Valerie Kushner appears to be a strong and principled fighter for peace—a challenging image to “balance.” But Burns and Novick are up to the task of turning her resistance inside out. They assert, with no supporting evidence, that Kushner was “exploited” by the North Vietnamese, and take at face value the claim of husband Hal, returning from captivity, to have been shocked at the sight of American girls in miniskirts.2 When the couple’s marriage dissolves, Valerie Kushner comes out looking, well, not so good.
This is how mythmaking works. The film goes directly from the Valerie Kushner story to “Hanoi Jane,” to, er … the opening scene of the 1968’s Barbarella, where we see Jane Fonda as the underdressed namesake of the film. This clumsy invocation of the femme fatales of wartime perfidy running across the millennia—from Lysistrata to Malinche, Mata Hari to Tokyo Rose—if the reminder is needed, helps build the gendered narrative of the war being lost to home front weakness, our POWs forsaken and forgotten, and troops returning from Vietnam scorned by protesters, and spat on by girls.
Some veteran protesters receive better treatment in the film, including those associated with Vietnam Veterans Against the War. The group’s 1971 medal-turn-in ceremony is treated well, but Andrew Hunt’s 1999 The Turning: A History of Vietnam Veterans Against the War would have provided documentation, as would have the testimony of founders like Jan Barry or leaders like Barry Romo, who went to Hanoi with a peace delegation in 1972. Donald Duncan, the Green Beret who “quit” the Army in protest of the war in 1965, inspiring many others to do the same, is missing from the story, and that’s a shame.
By the end of the film, even the glimpses we’ve been given of veterans politicized and empowered by their time in Vietnam are overridden by victim veteran imagery—itself a stand-in for the America that was wounded and left traumatized by the war.

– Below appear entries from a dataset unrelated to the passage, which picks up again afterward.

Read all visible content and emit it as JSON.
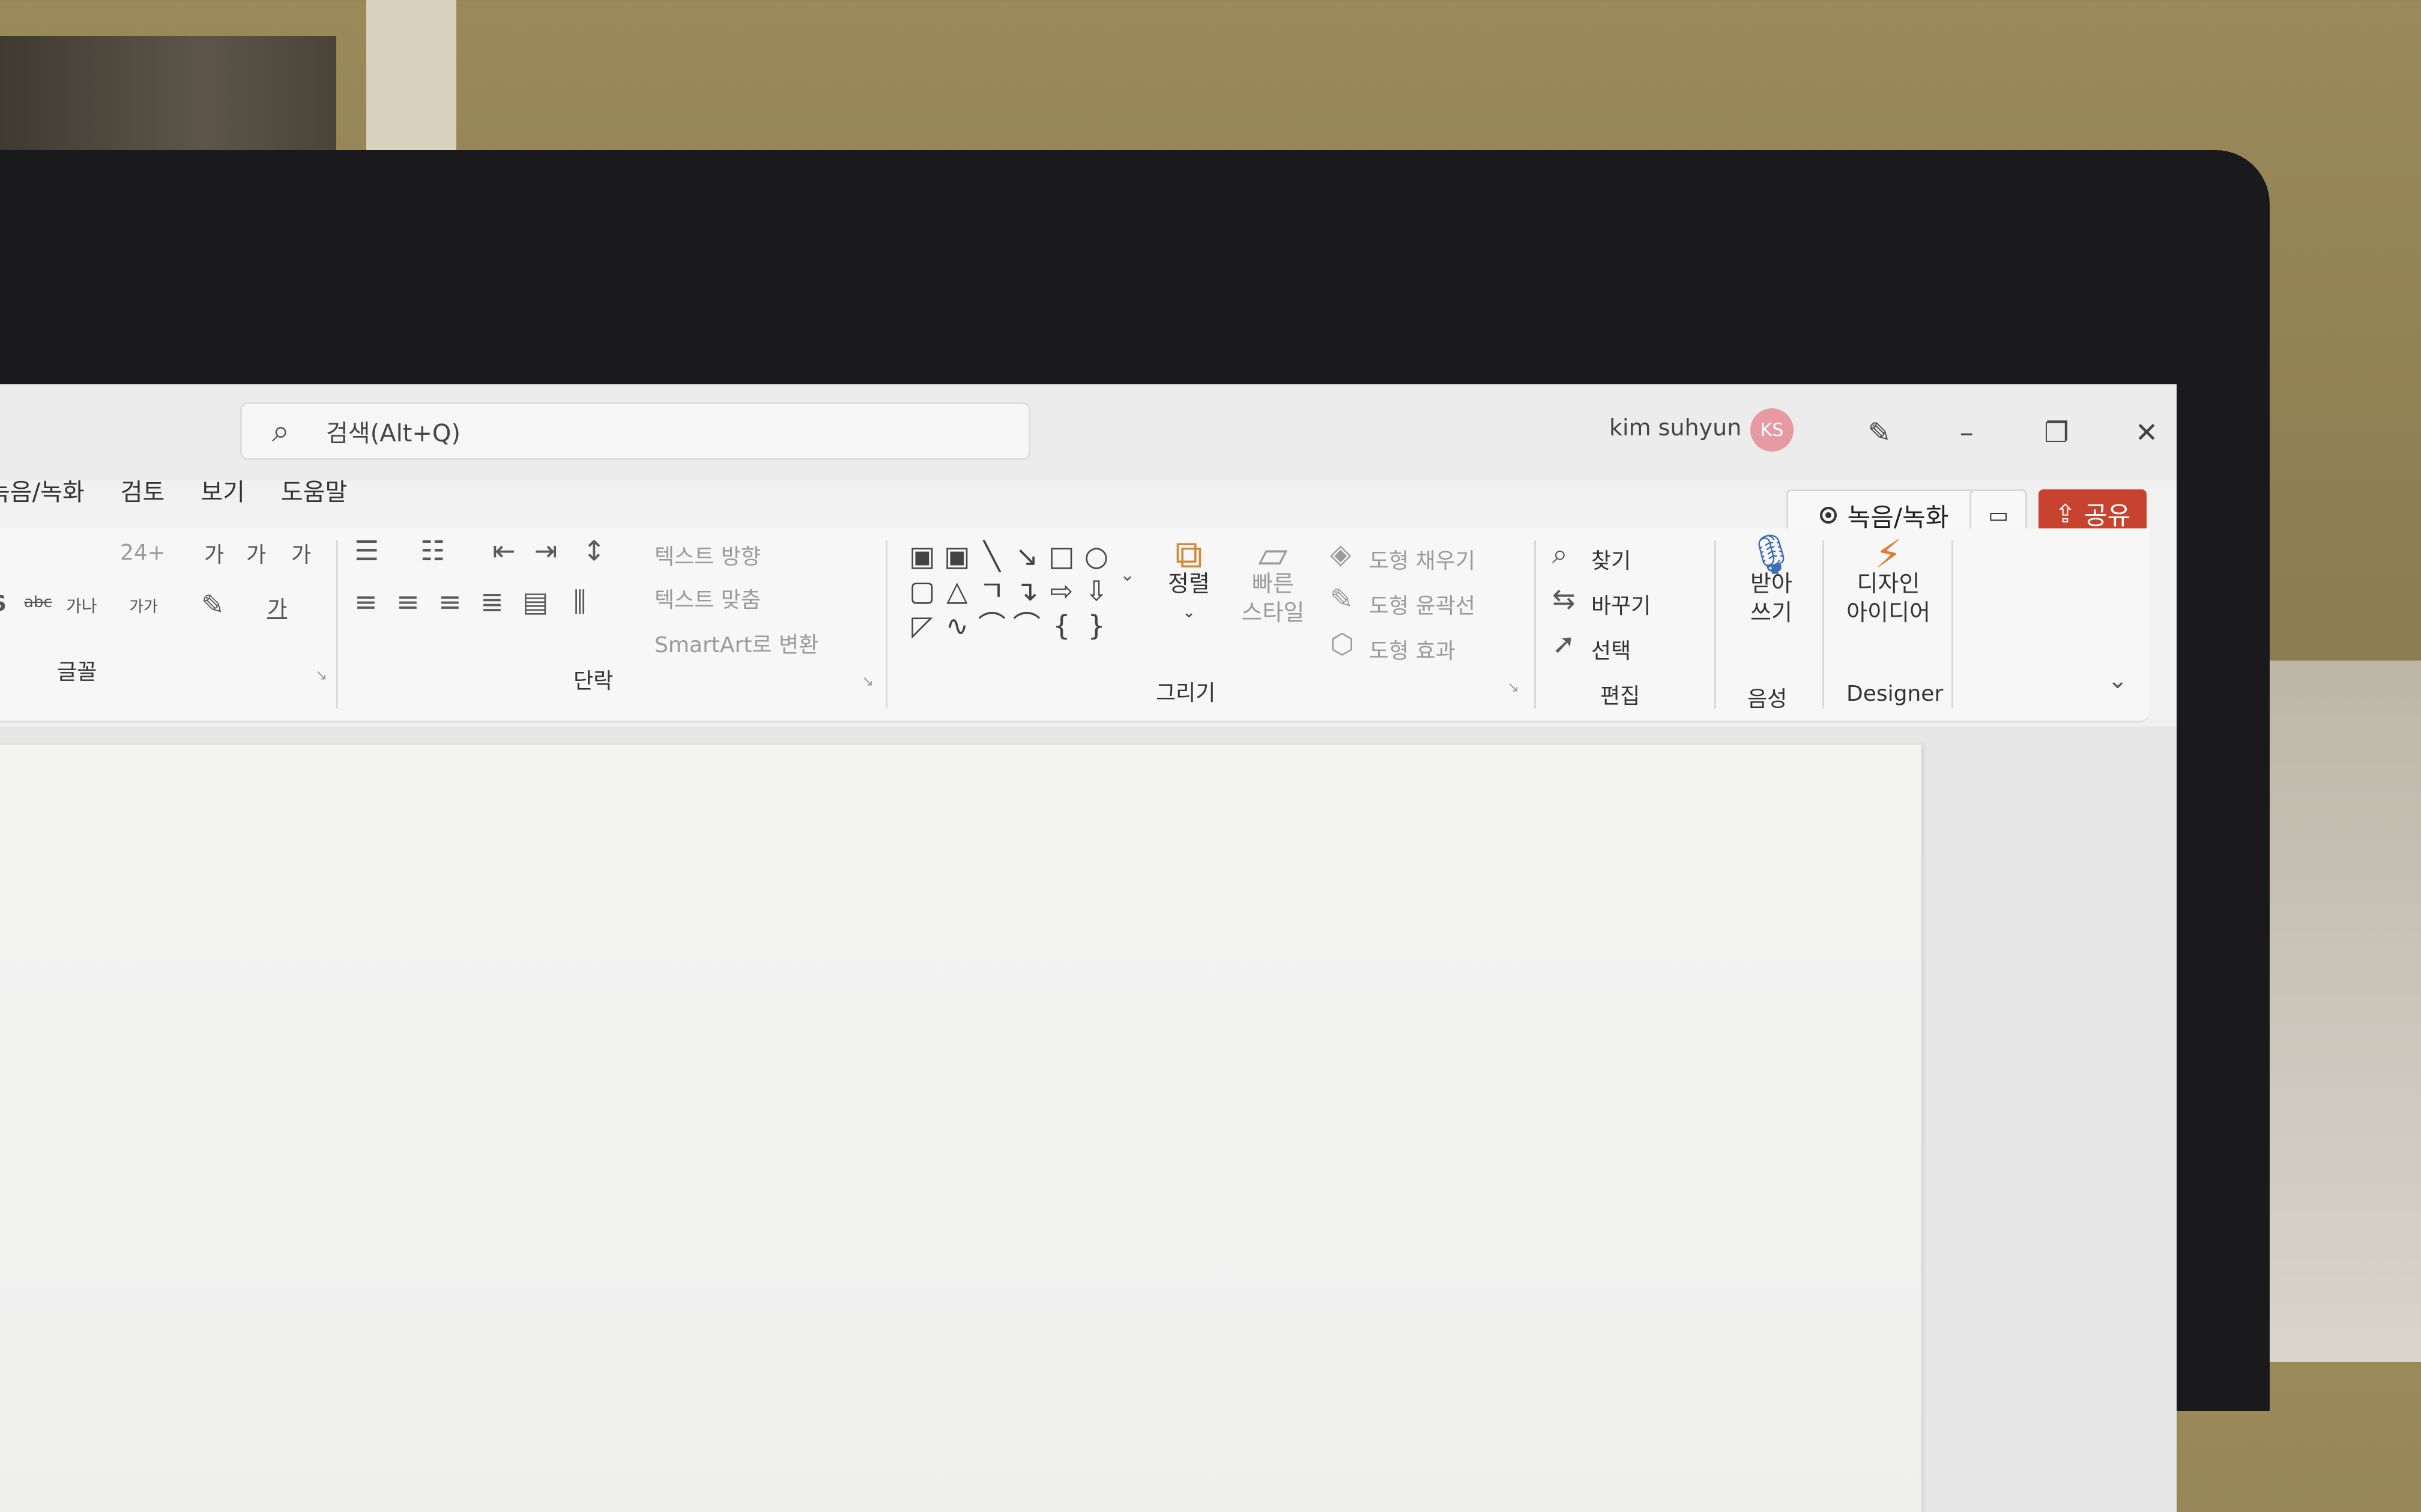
{
  "title_bar": {
    "search_placeholder": "검색(Alt+Q)",
    "user_name": "kim suhyun",
    "avatar_initials": "KS",
    "icons": [
      "search-icon",
      "pen-icon",
      "minimize-icon",
      "restore-icon",
      "close-icon"
    ]
  },
  "menu": {
    "items": [
      "녹음/녹화",
      "검토",
      "보기",
      "도움말"
    ]
  },
  "top_right": {
    "record_label": "녹음/녹화",
    "share_label": "공유"
  },
  "ribbon": {
    "font_group": {
      "label": "글꼴",
      "font_size": "24+",
      "grow_font": "가",
      "shrink_font": "가",
      "clear_format": "가",
      "shadow": "S",
      "strike": "abc",
      "spacing": "가나",
      "case": "가가",
      "font_color": "가"
    },
    "paragraph_group": {
      "label": "단락",
      "text_direction": "텍스트 방향",
      "align_text": "텍스트 맞춤",
      "smartart": "SmartArt로 변환"
    },
    "drawing_group": {
      "label": "그리기",
      "arrange": "정렬",
      "quick_styles_line1": "빠른",
      "quick_styles_line2": "스타일",
      "shape_fill": "도형 채우기",
      "shape_outline": "도형 윤곽선",
      "shape_effects": "도형 효과"
    },
    "editing_group": {
      "label": "편집",
      "find": "찾기",
      "replace": "바꾸기",
      "select": "선택"
    },
    "voice_group": {
      "label": "음성",
      "dictate_line1": "받아",
      "dictate_line2": "쓰기"
    },
    "designer_group": {
      "label": "Designer",
      "design_ideas_line1": "디자인",
      "design_ideas_line2": "아이디어"
    }
  },
  "colors": {
    "share_button": "#c8432f",
    "avatar": "#e79aa3",
    "mic": "#3d6fb5",
    "designer": "#e07a2e"
  }
}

The Vietnam War echoes Jimmy Carter’s “mutual destruction” thesis that Vietnam and the United States were equally damaged by the conflict, and its final scenes leave little doubt that the injury to America was inflicted by its own people, not the Vietnamese. With “The Wall” as backdrop, we hear “Bridge over Troubled Water” and Columbia University student activist, now housing lawyer, Nancy Biberman’s repentance for calling veterans “baby killers”—another trope attributed to the antiwar movement for which there is no supporting evidence.
Stories that Vietnam veterans were called “baby killers” are now as common as the spitting stories. They seem to fill some need for the people who tell and believe them. Perhaps it is a need for conformity to the now-dominant narratives about the war and those who opposed it, or guilt that the war was fought by those less privileged than those who fought against it. Whatever the reason, the stories keep alive the idea that the war could have been won if home front support had not wavered—and that wars like it can be won in the future if We the People stay loyal to the mission.
- For a masterful classic book that employs interviews, see Christian Appy’s Patriots: The Vietnam War Remembered from All Sides (Viking, 2003).
- Such claims contributed to the myth that POWs were kept isolated and psychologically fixed in a (mythical) prewar innocence that was then shattered when they returned home. In fact, most of the POWs were shot down after miniskirts had become fashionable; and even while they were captives, the North Vietnamese made American news magazines available to them.
Featured Image: Operation “Yellowstone” Vietnam: Following a hard day, a few members of Company “A,” 3rd Battalion, 22nd Infantry (Mechanized), 25th Infantry Division, gather around a guitar player and sing a few songs (January 18, 1968) (detail). National Archives at College Park, College Park, MD